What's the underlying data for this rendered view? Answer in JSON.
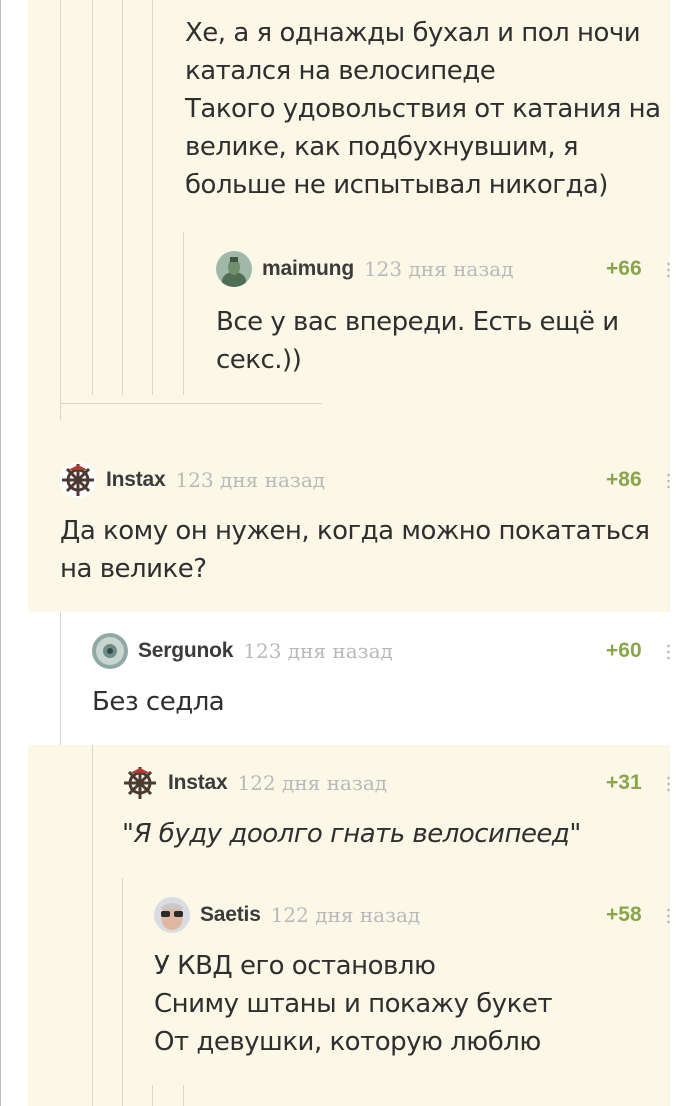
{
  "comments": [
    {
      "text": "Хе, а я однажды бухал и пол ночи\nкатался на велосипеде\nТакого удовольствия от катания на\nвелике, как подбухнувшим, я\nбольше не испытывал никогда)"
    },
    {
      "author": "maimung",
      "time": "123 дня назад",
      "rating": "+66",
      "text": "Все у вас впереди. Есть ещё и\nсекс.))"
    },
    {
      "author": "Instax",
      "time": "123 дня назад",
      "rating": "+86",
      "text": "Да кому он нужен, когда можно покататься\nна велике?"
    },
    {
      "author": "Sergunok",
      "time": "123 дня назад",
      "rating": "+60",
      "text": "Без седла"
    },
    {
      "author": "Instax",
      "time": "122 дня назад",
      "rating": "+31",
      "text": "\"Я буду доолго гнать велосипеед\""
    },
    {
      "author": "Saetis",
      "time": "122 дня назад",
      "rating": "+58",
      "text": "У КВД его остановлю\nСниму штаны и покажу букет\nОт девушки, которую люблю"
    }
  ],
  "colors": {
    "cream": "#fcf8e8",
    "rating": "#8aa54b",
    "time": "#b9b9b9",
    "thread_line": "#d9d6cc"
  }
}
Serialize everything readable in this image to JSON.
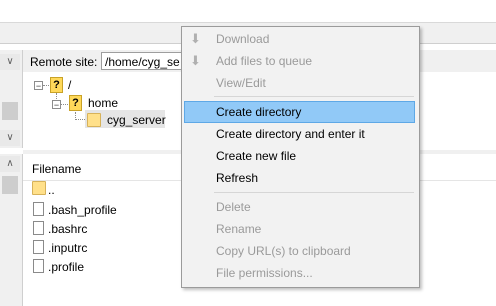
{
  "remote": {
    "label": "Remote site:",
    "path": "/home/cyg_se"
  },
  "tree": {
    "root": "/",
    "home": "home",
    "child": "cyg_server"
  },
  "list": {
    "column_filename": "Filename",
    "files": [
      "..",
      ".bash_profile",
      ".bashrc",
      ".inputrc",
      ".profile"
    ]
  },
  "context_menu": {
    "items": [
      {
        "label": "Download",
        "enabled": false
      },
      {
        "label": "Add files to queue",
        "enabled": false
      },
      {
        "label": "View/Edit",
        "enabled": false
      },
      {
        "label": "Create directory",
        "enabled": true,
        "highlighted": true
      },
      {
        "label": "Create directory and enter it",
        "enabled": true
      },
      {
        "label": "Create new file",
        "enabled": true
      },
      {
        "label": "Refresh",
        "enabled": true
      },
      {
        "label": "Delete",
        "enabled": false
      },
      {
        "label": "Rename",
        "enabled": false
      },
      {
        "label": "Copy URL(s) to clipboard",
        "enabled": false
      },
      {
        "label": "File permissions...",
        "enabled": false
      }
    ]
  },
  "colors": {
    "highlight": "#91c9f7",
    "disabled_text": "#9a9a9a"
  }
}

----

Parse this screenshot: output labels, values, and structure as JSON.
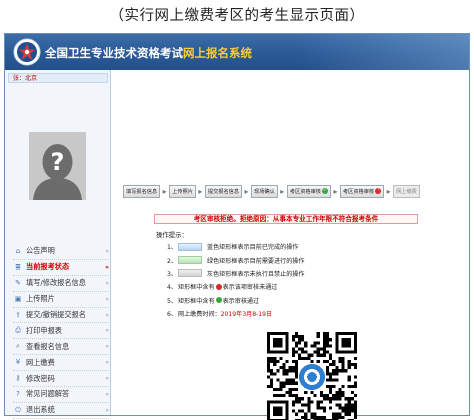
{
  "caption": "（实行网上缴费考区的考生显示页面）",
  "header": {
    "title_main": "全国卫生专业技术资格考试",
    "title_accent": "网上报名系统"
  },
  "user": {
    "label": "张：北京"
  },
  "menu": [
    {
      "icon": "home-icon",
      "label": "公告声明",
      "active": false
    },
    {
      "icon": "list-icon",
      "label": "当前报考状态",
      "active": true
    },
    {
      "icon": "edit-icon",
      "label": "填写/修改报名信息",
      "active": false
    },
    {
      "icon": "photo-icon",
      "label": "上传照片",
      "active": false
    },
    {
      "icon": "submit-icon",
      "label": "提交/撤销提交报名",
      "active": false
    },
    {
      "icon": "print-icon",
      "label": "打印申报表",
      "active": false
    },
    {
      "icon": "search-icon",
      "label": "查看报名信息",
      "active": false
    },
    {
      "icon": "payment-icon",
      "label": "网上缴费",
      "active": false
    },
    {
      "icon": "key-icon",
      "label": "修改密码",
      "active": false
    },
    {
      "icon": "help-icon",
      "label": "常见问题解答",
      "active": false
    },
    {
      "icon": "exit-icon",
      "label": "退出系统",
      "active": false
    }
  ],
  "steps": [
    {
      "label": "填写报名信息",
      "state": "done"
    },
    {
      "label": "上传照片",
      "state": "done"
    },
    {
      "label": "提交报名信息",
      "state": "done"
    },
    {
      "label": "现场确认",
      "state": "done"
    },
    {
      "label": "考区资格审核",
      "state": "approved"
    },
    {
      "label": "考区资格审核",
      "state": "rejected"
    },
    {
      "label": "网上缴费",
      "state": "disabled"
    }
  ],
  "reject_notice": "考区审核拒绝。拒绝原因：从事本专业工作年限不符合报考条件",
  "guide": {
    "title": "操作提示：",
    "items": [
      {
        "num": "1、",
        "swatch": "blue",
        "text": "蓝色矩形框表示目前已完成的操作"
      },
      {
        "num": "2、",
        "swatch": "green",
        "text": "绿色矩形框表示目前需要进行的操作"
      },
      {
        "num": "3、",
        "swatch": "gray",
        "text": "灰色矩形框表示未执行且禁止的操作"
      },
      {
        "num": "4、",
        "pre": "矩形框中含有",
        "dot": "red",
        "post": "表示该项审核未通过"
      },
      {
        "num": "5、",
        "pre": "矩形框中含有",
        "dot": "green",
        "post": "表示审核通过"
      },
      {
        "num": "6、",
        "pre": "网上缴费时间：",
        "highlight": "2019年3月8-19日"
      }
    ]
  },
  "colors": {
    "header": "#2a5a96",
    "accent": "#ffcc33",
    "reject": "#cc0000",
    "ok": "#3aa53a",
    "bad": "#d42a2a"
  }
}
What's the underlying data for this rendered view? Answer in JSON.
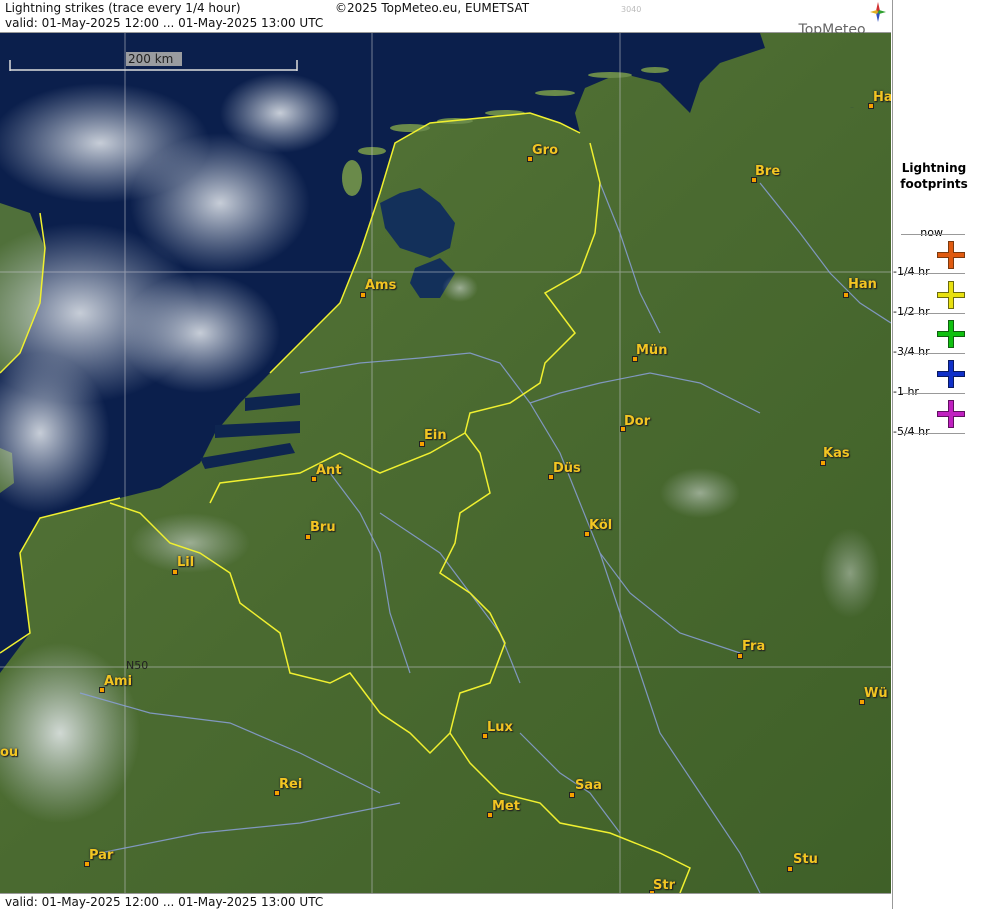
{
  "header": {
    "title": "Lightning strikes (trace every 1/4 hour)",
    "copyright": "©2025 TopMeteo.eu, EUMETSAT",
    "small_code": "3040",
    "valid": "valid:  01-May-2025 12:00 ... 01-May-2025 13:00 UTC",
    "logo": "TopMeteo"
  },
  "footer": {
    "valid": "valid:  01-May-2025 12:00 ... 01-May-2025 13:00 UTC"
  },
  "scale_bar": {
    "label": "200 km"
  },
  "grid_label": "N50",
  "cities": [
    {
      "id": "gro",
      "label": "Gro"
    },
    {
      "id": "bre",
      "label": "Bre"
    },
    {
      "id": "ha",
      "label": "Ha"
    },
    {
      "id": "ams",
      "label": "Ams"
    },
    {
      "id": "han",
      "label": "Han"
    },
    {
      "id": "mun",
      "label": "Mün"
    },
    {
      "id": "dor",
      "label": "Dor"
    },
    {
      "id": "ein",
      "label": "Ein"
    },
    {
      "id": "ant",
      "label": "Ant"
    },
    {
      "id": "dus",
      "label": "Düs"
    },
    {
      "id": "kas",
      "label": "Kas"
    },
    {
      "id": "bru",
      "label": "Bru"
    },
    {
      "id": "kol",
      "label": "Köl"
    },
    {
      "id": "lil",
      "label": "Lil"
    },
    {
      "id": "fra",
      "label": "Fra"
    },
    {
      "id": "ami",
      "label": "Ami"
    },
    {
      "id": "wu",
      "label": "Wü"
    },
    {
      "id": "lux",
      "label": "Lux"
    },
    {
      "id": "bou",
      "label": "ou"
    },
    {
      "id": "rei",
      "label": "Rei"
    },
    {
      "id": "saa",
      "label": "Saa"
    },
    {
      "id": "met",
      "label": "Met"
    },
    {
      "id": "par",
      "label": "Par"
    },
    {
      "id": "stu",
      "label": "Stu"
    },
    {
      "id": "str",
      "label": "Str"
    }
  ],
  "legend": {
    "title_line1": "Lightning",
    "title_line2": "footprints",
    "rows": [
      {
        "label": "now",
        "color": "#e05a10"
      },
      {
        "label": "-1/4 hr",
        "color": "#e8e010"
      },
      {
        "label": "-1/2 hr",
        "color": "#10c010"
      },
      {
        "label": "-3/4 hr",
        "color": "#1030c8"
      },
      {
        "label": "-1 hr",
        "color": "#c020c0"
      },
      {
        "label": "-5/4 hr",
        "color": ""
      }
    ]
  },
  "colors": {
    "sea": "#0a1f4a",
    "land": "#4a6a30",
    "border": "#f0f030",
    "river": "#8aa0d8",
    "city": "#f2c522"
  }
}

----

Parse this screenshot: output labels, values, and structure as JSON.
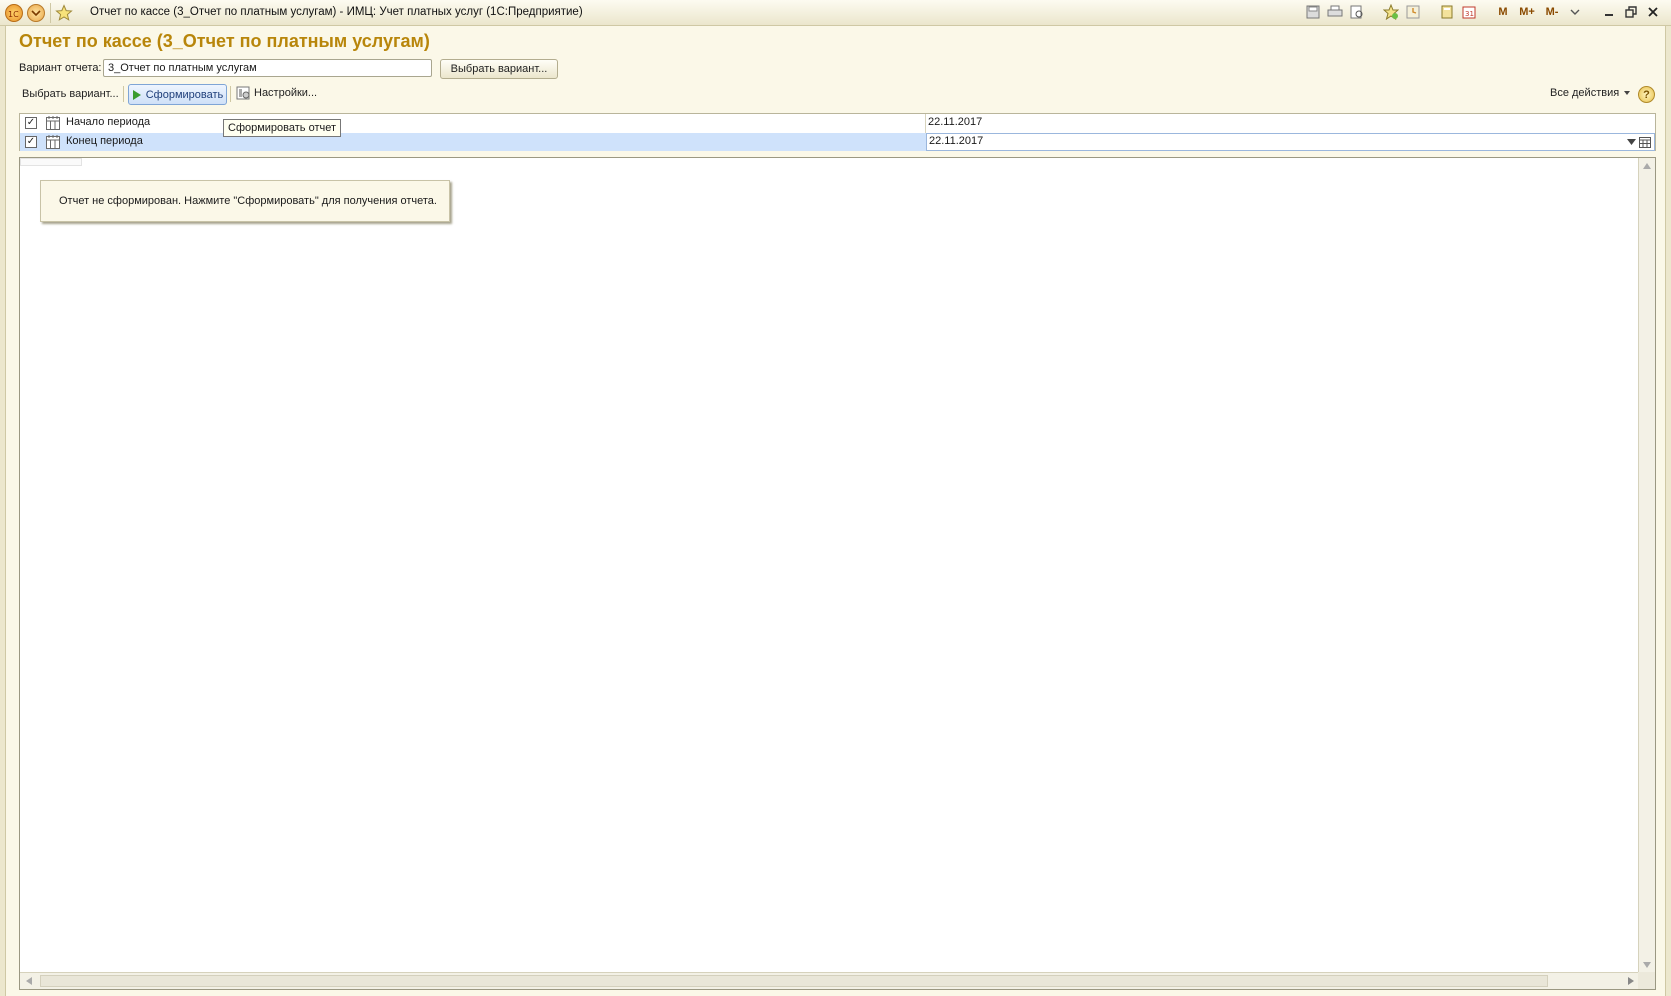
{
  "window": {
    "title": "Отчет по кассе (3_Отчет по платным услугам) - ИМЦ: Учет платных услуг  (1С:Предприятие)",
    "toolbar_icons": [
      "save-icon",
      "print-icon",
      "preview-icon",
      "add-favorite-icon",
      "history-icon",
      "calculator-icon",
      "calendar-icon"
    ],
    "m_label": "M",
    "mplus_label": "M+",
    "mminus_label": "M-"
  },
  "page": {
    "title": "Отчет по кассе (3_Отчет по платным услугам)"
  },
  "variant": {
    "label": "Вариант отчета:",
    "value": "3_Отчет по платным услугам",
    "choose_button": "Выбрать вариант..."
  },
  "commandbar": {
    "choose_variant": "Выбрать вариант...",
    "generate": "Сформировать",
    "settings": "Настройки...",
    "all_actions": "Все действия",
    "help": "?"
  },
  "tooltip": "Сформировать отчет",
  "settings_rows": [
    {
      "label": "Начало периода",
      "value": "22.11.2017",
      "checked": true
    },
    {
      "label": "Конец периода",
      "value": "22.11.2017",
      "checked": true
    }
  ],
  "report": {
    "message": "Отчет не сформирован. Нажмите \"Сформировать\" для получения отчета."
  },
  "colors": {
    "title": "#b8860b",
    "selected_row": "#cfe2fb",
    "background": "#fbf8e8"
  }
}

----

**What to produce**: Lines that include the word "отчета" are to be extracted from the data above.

**Solved problem**:
    "label": "Вариант отчета:",
    "message": "Отчет не сформирован. Нажмите \"Сформировать\" для получения отчета."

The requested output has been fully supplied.